Produce a copy of every line in the records that holds the string "JSON".

** DATASET RECORDS follows **

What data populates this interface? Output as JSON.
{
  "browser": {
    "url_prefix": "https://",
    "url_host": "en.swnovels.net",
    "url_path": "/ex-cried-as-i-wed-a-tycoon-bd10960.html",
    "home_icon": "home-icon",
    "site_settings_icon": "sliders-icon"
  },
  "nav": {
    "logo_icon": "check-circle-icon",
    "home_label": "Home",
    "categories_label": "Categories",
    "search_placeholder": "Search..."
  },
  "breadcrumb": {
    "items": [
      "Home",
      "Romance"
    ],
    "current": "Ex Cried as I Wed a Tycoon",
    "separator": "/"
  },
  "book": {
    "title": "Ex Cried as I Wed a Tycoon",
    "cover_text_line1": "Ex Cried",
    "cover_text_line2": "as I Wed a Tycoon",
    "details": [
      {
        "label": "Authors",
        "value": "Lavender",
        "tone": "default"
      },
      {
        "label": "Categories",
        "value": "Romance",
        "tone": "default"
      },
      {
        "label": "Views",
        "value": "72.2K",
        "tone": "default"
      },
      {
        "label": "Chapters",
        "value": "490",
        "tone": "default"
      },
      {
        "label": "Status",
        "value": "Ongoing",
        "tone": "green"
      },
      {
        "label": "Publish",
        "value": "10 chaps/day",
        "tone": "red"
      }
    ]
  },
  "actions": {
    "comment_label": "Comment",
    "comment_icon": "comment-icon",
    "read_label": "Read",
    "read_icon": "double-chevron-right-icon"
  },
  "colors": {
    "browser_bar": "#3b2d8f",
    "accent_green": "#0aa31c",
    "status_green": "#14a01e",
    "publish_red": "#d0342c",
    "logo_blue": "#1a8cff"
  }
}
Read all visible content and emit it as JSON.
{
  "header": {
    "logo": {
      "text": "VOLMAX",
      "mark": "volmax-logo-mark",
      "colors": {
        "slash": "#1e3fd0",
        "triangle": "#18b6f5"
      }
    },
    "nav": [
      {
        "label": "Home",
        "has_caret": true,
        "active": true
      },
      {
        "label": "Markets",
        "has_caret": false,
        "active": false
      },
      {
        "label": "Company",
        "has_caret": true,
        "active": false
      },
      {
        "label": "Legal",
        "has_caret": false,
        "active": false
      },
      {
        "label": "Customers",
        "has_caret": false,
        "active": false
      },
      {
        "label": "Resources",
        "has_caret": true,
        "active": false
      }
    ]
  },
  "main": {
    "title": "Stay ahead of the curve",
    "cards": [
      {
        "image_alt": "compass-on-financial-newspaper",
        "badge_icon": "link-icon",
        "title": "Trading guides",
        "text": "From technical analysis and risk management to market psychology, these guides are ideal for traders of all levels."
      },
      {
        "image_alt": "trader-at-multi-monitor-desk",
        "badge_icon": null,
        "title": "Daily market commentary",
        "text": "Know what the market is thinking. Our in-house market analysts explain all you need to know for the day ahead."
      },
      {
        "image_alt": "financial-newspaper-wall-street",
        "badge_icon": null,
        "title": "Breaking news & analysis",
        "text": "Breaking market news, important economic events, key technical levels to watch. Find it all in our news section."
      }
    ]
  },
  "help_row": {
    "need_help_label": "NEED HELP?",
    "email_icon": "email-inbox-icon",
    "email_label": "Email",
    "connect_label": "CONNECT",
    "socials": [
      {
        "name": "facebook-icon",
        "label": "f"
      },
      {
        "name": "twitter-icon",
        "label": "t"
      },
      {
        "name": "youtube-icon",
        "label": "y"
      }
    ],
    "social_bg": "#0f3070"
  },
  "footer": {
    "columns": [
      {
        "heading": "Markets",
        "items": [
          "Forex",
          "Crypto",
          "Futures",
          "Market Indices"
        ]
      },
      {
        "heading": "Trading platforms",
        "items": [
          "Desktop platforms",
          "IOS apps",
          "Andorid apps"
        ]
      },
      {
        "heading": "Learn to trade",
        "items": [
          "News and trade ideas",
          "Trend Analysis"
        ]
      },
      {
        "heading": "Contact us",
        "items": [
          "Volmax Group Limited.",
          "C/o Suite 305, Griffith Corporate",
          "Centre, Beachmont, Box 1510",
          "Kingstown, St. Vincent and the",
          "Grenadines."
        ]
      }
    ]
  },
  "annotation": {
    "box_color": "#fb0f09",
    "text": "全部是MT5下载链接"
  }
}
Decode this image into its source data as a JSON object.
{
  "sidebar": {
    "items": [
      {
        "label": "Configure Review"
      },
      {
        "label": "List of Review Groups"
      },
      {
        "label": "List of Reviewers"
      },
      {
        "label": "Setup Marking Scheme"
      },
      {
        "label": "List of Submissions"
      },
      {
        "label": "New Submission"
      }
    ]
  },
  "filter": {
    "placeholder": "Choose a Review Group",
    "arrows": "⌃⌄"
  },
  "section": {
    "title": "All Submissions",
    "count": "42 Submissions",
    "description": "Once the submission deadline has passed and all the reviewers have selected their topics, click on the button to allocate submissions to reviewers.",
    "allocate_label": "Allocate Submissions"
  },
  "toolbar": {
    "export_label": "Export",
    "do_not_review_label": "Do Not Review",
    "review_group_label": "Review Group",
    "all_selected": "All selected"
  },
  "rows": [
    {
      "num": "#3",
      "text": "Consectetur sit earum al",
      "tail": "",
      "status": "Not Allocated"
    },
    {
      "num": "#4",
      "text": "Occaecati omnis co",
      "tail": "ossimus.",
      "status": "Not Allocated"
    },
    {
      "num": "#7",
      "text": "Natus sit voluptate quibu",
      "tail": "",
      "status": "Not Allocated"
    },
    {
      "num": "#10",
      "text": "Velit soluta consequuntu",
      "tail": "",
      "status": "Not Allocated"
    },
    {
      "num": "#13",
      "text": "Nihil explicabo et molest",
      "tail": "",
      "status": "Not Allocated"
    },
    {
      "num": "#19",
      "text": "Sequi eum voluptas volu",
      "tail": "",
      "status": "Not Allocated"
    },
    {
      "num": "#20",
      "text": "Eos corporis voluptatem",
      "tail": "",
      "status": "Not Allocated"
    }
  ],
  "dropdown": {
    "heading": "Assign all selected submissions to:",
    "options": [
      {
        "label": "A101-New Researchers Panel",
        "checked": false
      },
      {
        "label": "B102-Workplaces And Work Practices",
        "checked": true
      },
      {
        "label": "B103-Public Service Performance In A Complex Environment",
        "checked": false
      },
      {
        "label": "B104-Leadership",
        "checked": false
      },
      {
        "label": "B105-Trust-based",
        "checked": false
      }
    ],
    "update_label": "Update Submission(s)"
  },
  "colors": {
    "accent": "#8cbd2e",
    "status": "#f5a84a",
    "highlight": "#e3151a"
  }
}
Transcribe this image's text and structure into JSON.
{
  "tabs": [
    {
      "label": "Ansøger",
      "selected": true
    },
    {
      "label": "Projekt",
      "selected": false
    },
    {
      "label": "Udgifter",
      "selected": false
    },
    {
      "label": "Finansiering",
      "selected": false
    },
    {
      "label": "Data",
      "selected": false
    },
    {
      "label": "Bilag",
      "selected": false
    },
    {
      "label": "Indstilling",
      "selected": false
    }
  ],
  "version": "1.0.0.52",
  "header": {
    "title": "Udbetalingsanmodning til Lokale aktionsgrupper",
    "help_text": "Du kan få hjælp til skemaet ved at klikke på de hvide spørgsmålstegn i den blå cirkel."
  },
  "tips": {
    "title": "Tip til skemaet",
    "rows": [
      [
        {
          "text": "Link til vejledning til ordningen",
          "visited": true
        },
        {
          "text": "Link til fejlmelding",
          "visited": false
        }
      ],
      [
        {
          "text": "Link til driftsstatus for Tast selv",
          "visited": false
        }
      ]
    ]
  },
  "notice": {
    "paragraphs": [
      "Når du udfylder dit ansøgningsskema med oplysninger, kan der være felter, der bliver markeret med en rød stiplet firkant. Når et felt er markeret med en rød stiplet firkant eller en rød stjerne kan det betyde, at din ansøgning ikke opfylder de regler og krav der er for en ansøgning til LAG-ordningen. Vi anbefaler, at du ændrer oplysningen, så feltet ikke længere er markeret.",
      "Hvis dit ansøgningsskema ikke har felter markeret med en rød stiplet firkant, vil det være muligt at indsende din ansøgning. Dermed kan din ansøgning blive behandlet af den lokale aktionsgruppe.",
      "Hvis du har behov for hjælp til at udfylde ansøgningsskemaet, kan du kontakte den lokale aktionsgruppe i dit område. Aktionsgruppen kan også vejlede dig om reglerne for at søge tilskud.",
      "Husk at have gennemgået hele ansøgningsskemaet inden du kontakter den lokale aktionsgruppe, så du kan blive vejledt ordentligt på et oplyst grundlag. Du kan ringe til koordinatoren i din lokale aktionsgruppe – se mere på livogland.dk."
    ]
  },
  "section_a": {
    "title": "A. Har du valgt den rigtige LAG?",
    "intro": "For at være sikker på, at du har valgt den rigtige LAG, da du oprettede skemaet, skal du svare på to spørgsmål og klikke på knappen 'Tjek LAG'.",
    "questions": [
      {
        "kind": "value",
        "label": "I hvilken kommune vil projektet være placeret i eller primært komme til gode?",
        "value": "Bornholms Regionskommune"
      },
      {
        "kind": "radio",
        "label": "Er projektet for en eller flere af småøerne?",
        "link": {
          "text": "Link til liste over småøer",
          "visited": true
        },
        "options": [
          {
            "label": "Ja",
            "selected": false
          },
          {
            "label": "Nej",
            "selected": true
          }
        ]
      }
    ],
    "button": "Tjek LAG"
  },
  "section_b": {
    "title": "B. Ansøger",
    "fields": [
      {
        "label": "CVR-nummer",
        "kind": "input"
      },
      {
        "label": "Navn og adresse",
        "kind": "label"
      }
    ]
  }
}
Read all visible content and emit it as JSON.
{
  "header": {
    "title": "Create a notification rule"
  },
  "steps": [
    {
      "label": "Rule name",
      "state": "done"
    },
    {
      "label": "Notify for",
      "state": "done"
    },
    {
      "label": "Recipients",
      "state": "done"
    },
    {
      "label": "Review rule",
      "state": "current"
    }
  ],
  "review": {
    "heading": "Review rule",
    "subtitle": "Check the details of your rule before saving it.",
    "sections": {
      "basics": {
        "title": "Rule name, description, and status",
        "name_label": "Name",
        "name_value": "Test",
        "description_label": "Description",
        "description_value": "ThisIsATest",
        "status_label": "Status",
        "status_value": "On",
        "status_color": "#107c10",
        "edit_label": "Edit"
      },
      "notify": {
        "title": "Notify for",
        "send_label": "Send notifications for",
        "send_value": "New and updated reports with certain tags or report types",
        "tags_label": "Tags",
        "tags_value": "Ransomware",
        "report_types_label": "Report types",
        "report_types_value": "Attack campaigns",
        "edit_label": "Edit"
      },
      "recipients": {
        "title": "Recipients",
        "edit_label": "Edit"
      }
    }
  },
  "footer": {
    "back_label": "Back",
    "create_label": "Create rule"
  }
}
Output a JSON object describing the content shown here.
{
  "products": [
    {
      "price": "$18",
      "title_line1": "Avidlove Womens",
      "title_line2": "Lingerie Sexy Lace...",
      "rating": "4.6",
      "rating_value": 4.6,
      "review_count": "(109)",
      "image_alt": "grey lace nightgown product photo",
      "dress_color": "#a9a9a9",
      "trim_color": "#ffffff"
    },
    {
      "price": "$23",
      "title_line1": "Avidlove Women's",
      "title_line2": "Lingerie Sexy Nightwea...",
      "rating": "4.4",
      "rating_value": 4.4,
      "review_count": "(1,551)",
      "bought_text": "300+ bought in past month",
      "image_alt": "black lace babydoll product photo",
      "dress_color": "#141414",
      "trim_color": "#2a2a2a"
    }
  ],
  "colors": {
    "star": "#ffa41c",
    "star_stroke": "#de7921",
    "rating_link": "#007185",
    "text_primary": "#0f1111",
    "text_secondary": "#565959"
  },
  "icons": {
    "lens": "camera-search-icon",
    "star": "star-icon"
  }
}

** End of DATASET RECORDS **

(SOLVED PROBLEM):
What data populates this interface? Output as JSON.
Read all visible content and emit it as JSON.
Decode this image into its source data as a JSON object.
Transcribe this image's text and structure into JSON.
Read all visible content and emit it as JSON.
Output a JSON object describing the content shown here.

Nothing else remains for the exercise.